And that’s only the incredibly brief highlight reel.
So I had no idea what to expect when I actually met Victoria in person. Was I dressed OK? We only arrived a few hours before and I didn’t have time to re-style my hair. How would I measure up to a model of beauty without a trip to the salon and a day at the spa? Would I be able to make intelligent conversation? What’s one of those really obscure elements from the Periodic Table so I can show an interest in her discipline?
I was almost dizzy with questions by the time Victoria called to say she was in the lobby of our hotel.
I watched the numbers light up and go out as we descended the eight floors to the lobby. The doors slid open and my eyes squinted from the glare off the polished marble floors so I didn’t see her right away.
Then I heard my name, in that turned up questioning voice I use when I’m not sure if I’ve got the person’s name right.
Before I could respond I was surrounded in a hug from this person I had never met, a stranger turned instant friend.
Very few times in my life have I met someone I felt like I’ve known forever. In those experiences, the other person and I immediately start talking as if we’re old friends catching up from years lost and don’t stop until the wee hours of the morning.

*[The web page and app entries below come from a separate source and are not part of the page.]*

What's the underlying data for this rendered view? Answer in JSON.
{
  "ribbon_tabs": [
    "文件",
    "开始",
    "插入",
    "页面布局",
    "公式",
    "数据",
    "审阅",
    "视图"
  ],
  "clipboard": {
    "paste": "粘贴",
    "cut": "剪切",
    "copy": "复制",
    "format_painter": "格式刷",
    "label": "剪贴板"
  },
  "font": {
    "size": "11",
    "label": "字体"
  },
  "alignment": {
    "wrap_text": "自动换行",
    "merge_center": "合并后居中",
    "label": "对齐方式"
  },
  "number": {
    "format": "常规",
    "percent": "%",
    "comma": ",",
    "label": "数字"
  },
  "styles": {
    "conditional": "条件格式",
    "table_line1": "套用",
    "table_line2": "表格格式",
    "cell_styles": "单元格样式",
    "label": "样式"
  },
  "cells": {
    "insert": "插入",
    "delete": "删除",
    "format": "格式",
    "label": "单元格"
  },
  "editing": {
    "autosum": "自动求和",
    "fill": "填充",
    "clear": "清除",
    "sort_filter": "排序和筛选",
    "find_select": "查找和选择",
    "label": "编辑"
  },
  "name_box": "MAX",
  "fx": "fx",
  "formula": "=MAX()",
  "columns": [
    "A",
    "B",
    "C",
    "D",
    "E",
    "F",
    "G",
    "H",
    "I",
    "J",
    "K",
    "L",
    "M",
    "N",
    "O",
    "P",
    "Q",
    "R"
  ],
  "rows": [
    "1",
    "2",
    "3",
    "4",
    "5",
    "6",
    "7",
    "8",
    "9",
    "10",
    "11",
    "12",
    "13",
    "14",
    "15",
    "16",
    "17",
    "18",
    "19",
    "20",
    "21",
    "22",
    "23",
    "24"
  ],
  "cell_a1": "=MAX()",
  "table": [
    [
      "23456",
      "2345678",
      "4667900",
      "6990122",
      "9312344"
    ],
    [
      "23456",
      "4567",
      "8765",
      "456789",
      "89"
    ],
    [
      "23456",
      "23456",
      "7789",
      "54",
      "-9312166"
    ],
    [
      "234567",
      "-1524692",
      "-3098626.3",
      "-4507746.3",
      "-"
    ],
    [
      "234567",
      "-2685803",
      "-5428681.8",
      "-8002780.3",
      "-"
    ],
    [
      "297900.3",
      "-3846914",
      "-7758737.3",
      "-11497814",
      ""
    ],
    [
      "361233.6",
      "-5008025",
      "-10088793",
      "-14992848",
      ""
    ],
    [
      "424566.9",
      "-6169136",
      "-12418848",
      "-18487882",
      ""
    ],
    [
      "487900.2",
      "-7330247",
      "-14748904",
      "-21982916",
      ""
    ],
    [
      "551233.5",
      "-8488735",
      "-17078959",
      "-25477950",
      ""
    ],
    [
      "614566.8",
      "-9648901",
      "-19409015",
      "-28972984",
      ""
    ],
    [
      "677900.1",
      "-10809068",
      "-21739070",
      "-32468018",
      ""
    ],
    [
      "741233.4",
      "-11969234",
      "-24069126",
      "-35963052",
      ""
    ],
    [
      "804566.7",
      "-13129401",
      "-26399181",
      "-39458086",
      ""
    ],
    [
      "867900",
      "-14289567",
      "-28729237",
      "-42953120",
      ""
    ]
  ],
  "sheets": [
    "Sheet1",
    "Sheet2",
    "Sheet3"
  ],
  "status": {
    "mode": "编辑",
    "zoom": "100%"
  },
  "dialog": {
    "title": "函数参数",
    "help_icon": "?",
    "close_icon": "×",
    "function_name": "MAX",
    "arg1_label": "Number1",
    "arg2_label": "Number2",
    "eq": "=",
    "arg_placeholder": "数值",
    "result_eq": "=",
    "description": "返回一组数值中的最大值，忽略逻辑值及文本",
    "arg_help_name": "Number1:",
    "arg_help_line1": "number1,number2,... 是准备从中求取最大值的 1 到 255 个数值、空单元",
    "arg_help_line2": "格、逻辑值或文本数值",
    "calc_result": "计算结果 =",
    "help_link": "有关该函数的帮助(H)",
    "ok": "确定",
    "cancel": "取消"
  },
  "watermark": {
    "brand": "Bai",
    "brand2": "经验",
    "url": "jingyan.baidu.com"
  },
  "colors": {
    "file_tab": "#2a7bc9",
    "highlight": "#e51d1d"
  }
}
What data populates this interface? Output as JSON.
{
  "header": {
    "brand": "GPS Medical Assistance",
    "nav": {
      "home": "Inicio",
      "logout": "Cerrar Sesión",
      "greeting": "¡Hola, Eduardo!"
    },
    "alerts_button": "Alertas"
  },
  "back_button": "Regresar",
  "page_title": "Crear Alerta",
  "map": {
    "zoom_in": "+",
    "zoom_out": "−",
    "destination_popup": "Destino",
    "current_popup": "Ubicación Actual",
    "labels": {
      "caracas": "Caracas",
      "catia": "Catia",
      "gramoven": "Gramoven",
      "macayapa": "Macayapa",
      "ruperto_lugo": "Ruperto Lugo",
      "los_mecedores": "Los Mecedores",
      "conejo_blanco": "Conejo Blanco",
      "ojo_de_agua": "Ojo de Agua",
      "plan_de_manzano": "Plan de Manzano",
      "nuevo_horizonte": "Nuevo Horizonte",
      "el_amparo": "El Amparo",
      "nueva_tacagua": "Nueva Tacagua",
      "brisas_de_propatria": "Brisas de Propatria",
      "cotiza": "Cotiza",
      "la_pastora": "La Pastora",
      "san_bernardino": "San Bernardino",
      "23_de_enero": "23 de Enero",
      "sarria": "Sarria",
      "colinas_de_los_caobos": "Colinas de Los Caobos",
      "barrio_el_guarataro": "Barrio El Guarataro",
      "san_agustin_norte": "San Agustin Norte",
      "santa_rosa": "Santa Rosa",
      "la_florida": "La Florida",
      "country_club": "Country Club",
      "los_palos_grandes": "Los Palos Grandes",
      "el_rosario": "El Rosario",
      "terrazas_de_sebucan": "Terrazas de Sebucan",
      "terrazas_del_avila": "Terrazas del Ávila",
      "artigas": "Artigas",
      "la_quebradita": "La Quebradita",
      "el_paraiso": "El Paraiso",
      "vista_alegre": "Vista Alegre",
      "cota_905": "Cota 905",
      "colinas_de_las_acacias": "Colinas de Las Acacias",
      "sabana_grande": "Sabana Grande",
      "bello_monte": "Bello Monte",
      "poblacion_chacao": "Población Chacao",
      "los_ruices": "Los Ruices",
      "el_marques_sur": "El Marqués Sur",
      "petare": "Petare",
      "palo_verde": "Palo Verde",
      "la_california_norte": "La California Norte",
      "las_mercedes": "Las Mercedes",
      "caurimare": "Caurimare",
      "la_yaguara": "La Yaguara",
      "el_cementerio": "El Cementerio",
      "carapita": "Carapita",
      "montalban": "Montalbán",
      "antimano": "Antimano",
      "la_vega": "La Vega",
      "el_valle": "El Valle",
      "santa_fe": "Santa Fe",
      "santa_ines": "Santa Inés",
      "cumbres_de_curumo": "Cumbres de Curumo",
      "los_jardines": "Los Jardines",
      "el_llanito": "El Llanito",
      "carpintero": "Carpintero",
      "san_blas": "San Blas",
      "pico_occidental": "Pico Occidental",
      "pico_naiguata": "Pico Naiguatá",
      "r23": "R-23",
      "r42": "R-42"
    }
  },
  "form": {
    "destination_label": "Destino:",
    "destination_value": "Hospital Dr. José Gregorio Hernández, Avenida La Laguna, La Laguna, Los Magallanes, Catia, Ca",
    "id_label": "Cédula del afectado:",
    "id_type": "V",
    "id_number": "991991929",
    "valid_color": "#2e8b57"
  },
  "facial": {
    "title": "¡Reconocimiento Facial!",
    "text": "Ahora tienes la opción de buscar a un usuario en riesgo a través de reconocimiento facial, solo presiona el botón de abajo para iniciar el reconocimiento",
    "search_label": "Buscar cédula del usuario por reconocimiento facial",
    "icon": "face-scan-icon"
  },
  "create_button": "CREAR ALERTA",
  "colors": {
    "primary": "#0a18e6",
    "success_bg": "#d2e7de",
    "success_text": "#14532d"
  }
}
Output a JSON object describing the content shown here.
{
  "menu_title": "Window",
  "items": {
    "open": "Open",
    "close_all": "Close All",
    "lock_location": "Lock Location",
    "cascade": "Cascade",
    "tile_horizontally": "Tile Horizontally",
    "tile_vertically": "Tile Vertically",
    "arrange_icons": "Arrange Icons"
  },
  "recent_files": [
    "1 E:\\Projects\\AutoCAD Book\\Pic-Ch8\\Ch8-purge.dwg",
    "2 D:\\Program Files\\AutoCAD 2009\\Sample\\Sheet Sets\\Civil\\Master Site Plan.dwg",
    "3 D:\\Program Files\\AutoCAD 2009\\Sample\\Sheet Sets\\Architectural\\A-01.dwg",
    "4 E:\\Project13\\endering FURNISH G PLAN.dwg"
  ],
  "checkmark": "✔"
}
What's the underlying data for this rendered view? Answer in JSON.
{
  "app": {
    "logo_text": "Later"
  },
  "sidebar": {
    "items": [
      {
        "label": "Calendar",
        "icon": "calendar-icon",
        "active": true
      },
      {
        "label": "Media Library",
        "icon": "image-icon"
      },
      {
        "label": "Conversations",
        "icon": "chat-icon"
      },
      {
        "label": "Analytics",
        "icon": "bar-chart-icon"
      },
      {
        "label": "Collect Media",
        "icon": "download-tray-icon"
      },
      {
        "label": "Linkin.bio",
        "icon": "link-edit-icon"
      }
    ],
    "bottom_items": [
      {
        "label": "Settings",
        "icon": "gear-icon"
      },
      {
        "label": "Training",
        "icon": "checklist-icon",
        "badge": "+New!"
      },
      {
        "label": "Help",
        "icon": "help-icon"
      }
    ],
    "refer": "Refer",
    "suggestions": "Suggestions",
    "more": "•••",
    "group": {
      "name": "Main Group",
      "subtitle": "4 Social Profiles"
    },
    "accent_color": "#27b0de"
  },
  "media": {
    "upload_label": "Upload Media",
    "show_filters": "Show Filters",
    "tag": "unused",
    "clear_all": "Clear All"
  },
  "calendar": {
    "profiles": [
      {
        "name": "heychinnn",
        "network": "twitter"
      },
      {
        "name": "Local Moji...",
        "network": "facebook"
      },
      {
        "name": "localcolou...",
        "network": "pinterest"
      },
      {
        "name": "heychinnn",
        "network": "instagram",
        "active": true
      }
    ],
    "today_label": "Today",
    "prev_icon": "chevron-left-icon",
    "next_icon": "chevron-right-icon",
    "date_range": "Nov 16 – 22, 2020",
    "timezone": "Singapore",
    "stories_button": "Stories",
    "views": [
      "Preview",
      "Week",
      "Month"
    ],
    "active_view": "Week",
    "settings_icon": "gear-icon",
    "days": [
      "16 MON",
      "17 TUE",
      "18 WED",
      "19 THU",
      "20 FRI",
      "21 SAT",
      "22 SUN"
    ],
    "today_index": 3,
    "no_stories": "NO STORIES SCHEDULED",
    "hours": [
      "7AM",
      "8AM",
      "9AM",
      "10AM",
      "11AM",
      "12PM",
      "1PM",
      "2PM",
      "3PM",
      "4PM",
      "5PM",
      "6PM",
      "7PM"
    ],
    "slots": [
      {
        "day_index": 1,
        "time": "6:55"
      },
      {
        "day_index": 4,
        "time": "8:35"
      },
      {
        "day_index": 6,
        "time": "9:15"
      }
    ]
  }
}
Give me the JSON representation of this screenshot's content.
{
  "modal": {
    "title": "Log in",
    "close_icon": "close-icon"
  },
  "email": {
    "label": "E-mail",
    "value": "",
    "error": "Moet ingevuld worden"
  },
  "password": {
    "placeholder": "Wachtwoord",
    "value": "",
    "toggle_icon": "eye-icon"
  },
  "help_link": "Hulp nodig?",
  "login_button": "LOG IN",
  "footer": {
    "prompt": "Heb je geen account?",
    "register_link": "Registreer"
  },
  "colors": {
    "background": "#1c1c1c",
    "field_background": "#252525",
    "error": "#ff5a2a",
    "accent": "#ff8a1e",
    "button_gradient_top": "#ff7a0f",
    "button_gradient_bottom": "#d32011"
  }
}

I’m happy to report I was lucky to have one of those rare experiences with Victoria.
As the days and weeks turn into months of working with the three other people on this team I have a recurring thought that’s becoming a reality:
Moniker will succeed because of its people.
Thanks Christopher. Thanks Kham. But today I’m most thankful for Victoria, who adds fun and kindness to my life. These experiences are so special because they are gifted to me from an amazing and accomplished person I respect and admire.
And this is only the beginning…
Tuesday, March 18, 2008
Menswear is a mature industry with many business models in play:
(1) Online importers. These are simple e-commerce operations that source mass-market quality garments cheaply from one-stop Asia-based manufacturers. Their founding stories often parrot the open-source luxury concept, but their product likely could never make the shelves of a serious menswear label. It is priced fairly for the (low) quality offered.
(2) Mass-stige. These are well-liked mid-market consumer brands that offer a line of professional wear. The product quality is poor in industry terms, but nonetheless attracts good prices due to overall brand appeal and popular styling.
(3) Traveling Tailors. These are good-quality tailor shops who claim a value proposition similar to open-source luxury. There is some legitimate overlap at the lower end of Moniker’s garment quality, however their prices are higher for equivalent construction. These tailors have failed to establish attractive brands or web experiences and have little reputation for style or design innovation.
(4) Big Luxury. These are globally-recognized menswear brands. The majority of their product is mass-manufactured, ready-to-wear and considered by custom tailors to be only average quality workmanship. However they maintain strong margins through heavy investments in styling, branding and (especially in Zegna’s case) fabric development.
(5) Honest Luxury. These brands are well-known but without the star power of Big Luxury. What they lack in brand appeal they make up for with garment quality, and the final price is in-line with Big Luxury. Honest Luxury product is usually full-canvas construction or equivalent, often with details worked by hand.
(6) Bespoke. At the top of menswear quality is Bespoke, or fully hand-sewn garments. These are shops owned or trained by legitimate master tailors. The emphasis is less on product innovation or brand, and more on experiencing exclusivity. Pricing at the top-end is wide-ranging: in the case of Brioni, a single suit may range from $3500 to $5000 or higher.
(7) Open-Source Luxury. By allowing consumers to bypass traditional retail channels for upper-end menswear, Open-Source Luxury occupies a dominant, best-price position vis à vis Honest Luxury and Bespoke. Yet Open-Source Luxury product rivals these leaders in quality terms, and could legitimately sit on their shelves.